Your objective =
Search the records for the string "icon". Copy each line where it occurs.

Task inputs =
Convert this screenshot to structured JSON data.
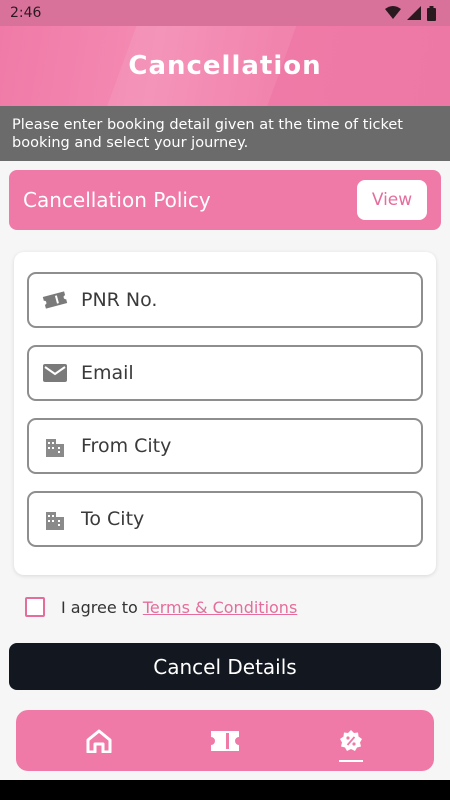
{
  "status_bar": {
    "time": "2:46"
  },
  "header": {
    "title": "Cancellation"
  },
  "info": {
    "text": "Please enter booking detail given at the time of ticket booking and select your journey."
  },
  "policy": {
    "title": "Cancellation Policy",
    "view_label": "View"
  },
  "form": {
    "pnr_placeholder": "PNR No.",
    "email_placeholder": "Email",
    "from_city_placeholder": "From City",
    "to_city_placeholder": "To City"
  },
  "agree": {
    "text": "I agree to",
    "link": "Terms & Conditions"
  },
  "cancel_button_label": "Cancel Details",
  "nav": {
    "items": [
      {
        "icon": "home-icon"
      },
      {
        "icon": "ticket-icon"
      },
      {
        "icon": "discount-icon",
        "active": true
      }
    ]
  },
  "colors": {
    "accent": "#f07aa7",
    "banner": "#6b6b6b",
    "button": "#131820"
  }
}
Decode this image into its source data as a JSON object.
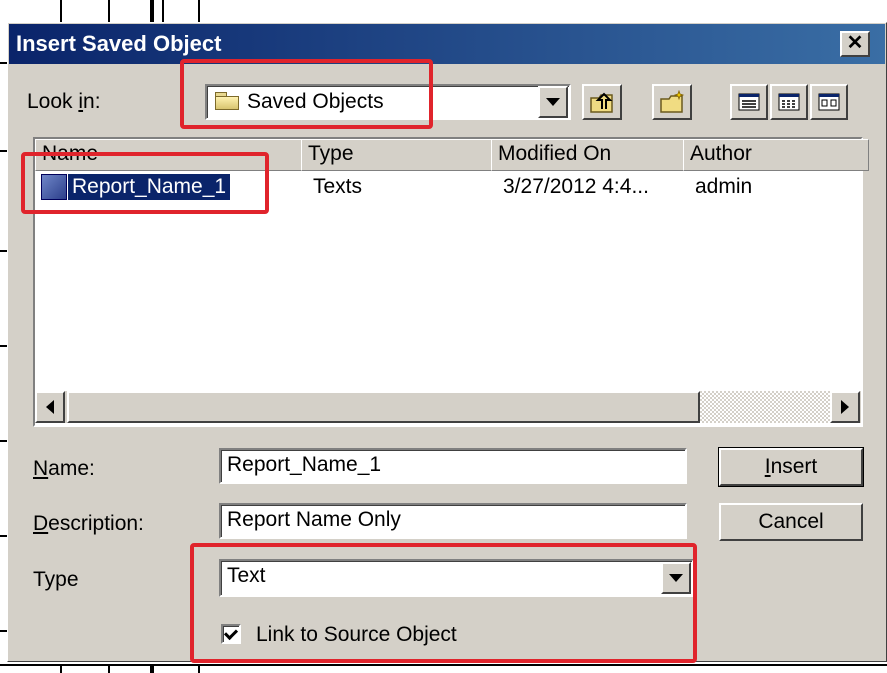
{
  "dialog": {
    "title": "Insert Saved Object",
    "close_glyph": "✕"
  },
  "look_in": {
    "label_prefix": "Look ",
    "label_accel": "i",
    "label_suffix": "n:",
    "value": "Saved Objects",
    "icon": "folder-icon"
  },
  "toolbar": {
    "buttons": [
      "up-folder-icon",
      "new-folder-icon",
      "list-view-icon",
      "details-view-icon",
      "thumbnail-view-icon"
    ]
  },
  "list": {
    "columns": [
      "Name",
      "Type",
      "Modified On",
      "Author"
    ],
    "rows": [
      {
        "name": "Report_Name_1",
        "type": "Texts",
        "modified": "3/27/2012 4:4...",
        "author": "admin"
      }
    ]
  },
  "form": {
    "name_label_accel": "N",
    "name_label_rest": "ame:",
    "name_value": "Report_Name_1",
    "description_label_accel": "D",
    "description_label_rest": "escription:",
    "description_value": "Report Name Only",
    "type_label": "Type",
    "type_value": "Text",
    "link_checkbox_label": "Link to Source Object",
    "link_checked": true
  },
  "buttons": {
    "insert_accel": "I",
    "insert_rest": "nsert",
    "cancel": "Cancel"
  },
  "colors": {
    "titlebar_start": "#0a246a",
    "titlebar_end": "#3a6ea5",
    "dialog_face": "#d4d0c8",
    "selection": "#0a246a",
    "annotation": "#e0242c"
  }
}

Expected output =
        "icon": "home-icon"
        "icon": "ticket-icon"
        "icon": "discount-icon",
    "icon": "folder-icon"
      "up-folder-icon",
      "new-folder-icon",
      "list-view-icon",
      "details-view-icon",
      "thumbnail-view-icon"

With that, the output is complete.